5) In what ways, if any, does God interact with our world?
6) Do we need to be forgiven for our bad actions/intentions?
7) What does it mean to be a human being?
8) Are we free?
9) Do we have knowledge, or should we be sceptical about various knowledge claims?

To introduce students to key traditions in the history of medieval philosophy. Students will develop critical and analytical skills by reflecting upon debates in the tradition, as well as by considering their relevance for today.
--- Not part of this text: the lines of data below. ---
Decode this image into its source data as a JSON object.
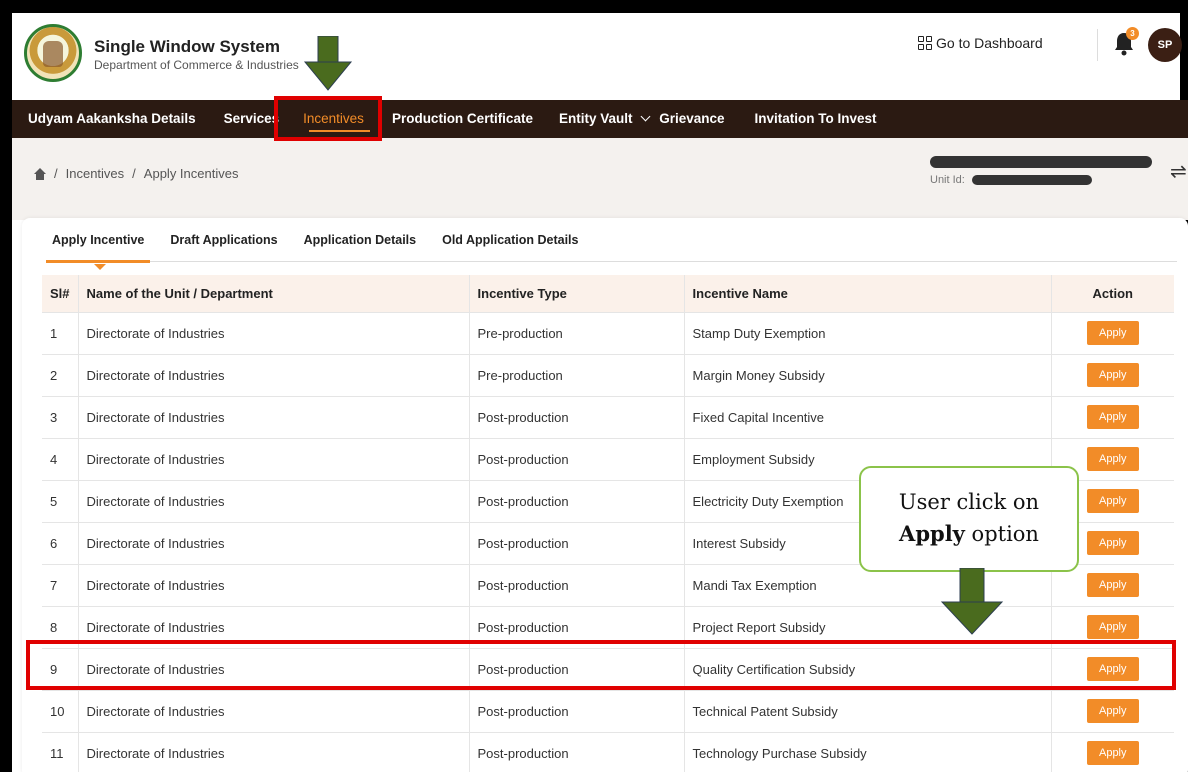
{
  "header": {
    "brand_title": "Single Window System",
    "brand_subtitle": "Department of Commerce & Industries",
    "dashboard_link": "Go to Dashboard",
    "notification_count": "3",
    "avatar_initials": "SP"
  },
  "nav": {
    "items": [
      {
        "label": "Udyam Aakanksha Details"
      },
      {
        "label": "Services"
      },
      {
        "label": "Incentives"
      },
      {
        "label": "Production Certificate"
      },
      {
        "label": "Entity Vault"
      },
      {
        "label": "Grievance"
      },
      {
        "label": "Invitation To Invest"
      }
    ]
  },
  "breadcrumb": {
    "items": [
      "Incentives",
      "Apply Incentives"
    ],
    "separator": "/"
  },
  "unit": {
    "id_label": "Unit Id:"
  },
  "tabs": [
    {
      "label": "Apply Incentive"
    },
    {
      "label": "Draft Applications"
    },
    {
      "label": "Application Details"
    },
    {
      "label": "Old Application Details"
    }
  ],
  "table": {
    "headers": [
      "Sl#",
      "Name of the Unit / Department",
      "Incentive Type",
      "Incentive Name",
      "Action"
    ],
    "action_label": "Apply",
    "rows": [
      {
        "sl": "1",
        "unit": "Directorate of Industries",
        "type": "Pre-production",
        "name": "Stamp Duty Exemption"
      },
      {
        "sl": "2",
        "unit": "Directorate of Industries",
        "type": "Pre-production",
        "name": "Margin Money Subsidy"
      },
      {
        "sl": "3",
        "unit": "Directorate of Industries",
        "type": "Post-production",
        "name": "Fixed Capital Incentive"
      },
      {
        "sl": "4",
        "unit": "Directorate of Industries",
        "type": "Post-production",
        "name": "Employment Subsidy"
      },
      {
        "sl": "5",
        "unit": "Directorate of Industries",
        "type": "Post-production",
        "name": "Electricity Duty Exemption"
      },
      {
        "sl": "6",
        "unit": "Directorate of Industries",
        "type": "Post-production",
        "name": "Interest Subsidy"
      },
      {
        "sl": "7",
        "unit": "Directorate of Industries",
        "type": "Post-production",
        "name": "Mandi Tax Exemption"
      },
      {
        "sl": "8",
        "unit": "Directorate of Industries",
        "type": "Post-production",
        "name": "Project Report Subsidy"
      },
      {
        "sl": "9",
        "unit": "Directorate of Industries",
        "type": "Post-production",
        "name": "Quality Certification Subsidy"
      },
      {
        "sl": "10",
        "unit": "Directorate of Industries",
        "type": "Post-production",
        "name": "Technical Patent Subsidy"
      },
      {
        "sl": "11",
        "unit": "Directorate of Industries",
        "type": "Post-production",
        "name": "Technology Purchase Subsidy"
      }
    ]
  },
  "annotation": {
    "callout_line1": "User click on",
    "callout_bold": "Apply",
    "callout_rest": " option"
  },
  "colors": {
    "accent": "#f28c28",
    "nav_bg": "#2b1a12",
    "highlight": "#e00000",
    "arrow": "#4a6b1e"
  }
}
Through the assessments, students will also progress with their reading, writing and reflective skills.

Talis Aspire Reading List
Any reading lists will be provided by the start of the course.

Intended Learning Outcomes

Analyse and critically assess key approaches in medieval philosophy: 1,2
Explain some of the central debates in medieval philosophy: 1,2
Develop and defend views regarding debates in medieval philosophy: 1,2
Write about philosophical issues in medieval philosophy with clarity and precision: 1,2
Summarise and analyse key readings from medieval philosophy: 1,2
Reflect upon and explain the contemporary relevance of debates in medieval philosophy: 2

Study hours

Active Learning:
10 hours attendance at lectures
10 hours attendance at seminars
50 hours study and preparation for seminars using online resources provided by the module leader
Independent Learning:
40 hours study and preparation for reflective exercise
40 hours study and preparation for essay

School Rules


Description of Module Assessment

1: Essay weighted 50%
Essay 1,000 words
1,000 word essay chosen from 5 titles on a topic in Medieval Philosophy covered in the first half of the semester. Submitted part-way through the semester. Feedback from essays will help inform work for reflective exercise.

2: Exercise weighted 50%
1,000 word reflective exercise
1000 word reflective exercise. Students will explain and reflect upon the contemporary relevance of a philosophical debate, theory or argument from medieval philosophy. After a summary, students will argue for its contemporary relevance by selecting a particular issue and explaining the application of historical ideas to it.